Personally I’m a sucker for modernist design, the elegant use of typography, simple shapes and a well-selected colour pallet. I love the precise elegance of brand guideline documents, where each letter is perfectly constructed and the colours perfectly matched – an oasis of ordered tranquility.
This is a guest post by Exhibition Officer Naomi Collett
As Exhibition Officer, one of my main responsibilities is to manage the changeover of the museum’s exhibitions. This happens every four to six months, and is always one of the busiest times for the museum.
The latest changeover involved taking down Open For Business, and installing Parallel Tracks, a new work by artist Andrew Cross. This is the centrepiece of our Trainspotting season, and includes Andrew’s film Being There. The timeframe for exhibition changeovers can be as little as a week; this time we had just under three, but there was a lot to do.
Joe looks very small in the empty Gallery filling holes.

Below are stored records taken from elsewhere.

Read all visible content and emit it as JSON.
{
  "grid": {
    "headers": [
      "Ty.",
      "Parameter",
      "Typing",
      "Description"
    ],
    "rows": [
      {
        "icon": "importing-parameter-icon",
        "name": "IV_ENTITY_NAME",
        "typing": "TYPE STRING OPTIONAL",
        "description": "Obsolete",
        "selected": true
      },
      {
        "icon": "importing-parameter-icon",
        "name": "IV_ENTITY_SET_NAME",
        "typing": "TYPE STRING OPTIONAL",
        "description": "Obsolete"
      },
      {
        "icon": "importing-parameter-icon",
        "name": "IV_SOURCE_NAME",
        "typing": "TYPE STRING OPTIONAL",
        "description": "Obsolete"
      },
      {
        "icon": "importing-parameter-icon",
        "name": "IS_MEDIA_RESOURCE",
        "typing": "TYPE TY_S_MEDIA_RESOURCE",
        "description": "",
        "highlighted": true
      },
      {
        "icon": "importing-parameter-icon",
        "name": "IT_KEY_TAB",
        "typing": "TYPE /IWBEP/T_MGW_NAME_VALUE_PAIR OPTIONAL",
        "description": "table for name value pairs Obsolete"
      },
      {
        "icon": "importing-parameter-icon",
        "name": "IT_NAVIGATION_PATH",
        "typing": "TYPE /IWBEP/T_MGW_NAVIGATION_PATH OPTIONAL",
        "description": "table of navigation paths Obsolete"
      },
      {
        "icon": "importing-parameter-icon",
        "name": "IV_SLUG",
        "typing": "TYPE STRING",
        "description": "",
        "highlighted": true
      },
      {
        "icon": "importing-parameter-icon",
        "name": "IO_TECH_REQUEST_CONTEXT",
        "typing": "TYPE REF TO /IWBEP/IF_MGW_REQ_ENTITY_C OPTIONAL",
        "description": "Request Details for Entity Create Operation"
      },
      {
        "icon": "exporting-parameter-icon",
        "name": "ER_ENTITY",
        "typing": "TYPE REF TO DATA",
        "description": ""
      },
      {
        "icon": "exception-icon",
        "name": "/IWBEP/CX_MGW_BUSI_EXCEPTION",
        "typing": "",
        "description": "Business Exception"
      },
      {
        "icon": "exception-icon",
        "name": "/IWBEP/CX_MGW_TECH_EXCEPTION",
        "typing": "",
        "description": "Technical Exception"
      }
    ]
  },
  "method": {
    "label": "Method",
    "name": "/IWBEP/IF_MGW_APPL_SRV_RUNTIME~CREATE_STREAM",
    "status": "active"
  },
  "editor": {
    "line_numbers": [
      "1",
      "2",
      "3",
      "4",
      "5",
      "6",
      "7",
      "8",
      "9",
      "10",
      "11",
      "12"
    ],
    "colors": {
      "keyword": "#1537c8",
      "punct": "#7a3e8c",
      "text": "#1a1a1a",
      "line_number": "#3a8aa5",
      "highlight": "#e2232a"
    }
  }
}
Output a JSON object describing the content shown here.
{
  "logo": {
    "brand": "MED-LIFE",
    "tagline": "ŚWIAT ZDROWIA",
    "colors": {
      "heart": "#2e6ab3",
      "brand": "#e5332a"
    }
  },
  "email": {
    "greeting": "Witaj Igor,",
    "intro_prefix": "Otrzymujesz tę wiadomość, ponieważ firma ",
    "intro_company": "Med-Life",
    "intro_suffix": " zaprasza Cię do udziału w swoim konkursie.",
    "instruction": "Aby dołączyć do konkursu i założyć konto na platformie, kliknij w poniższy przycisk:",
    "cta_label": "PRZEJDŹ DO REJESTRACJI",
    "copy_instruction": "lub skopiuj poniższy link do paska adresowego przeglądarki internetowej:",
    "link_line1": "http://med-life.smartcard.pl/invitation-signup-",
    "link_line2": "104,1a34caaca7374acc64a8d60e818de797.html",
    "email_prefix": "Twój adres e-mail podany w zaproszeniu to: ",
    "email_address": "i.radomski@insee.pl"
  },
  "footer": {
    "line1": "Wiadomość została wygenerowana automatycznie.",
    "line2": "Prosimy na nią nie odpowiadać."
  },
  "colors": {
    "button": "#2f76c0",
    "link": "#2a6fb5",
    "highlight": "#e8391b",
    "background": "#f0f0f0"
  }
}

The first job was to take down all of the works which had been hung for Open For Business. Normally we’d use a team of at least three freelance art technicians, but as only one was available I stepped in to the breach! Between us, art technician Joe and I took down the works, packed them carefully, then filled and sanded all the holes in the walls. The gallery looked very empty with nothing hanging in it.
This is a guest post written by our interpretation developer, Jamie Taylor
Earlier in the year we launched a national campaign to collect stories and photographs for our Trainspotting season. It‘s been my job to look through all of the fantastic stories and photos we have received and select some of the best ones to share with you. These are displayed around the museum and on our website for you to explore and enjoy.
Working on the season has been quite an eye-opening experience and the ultimate in on-the-job training. I can now identify a Black Five from the shape of its smokebox, I know what it means to cab a loco and I recently copped my first class 47 diesel, 47580, on its way to Scarborough. All this thanks to the knowledge and expertise in our trainspotter’s stories.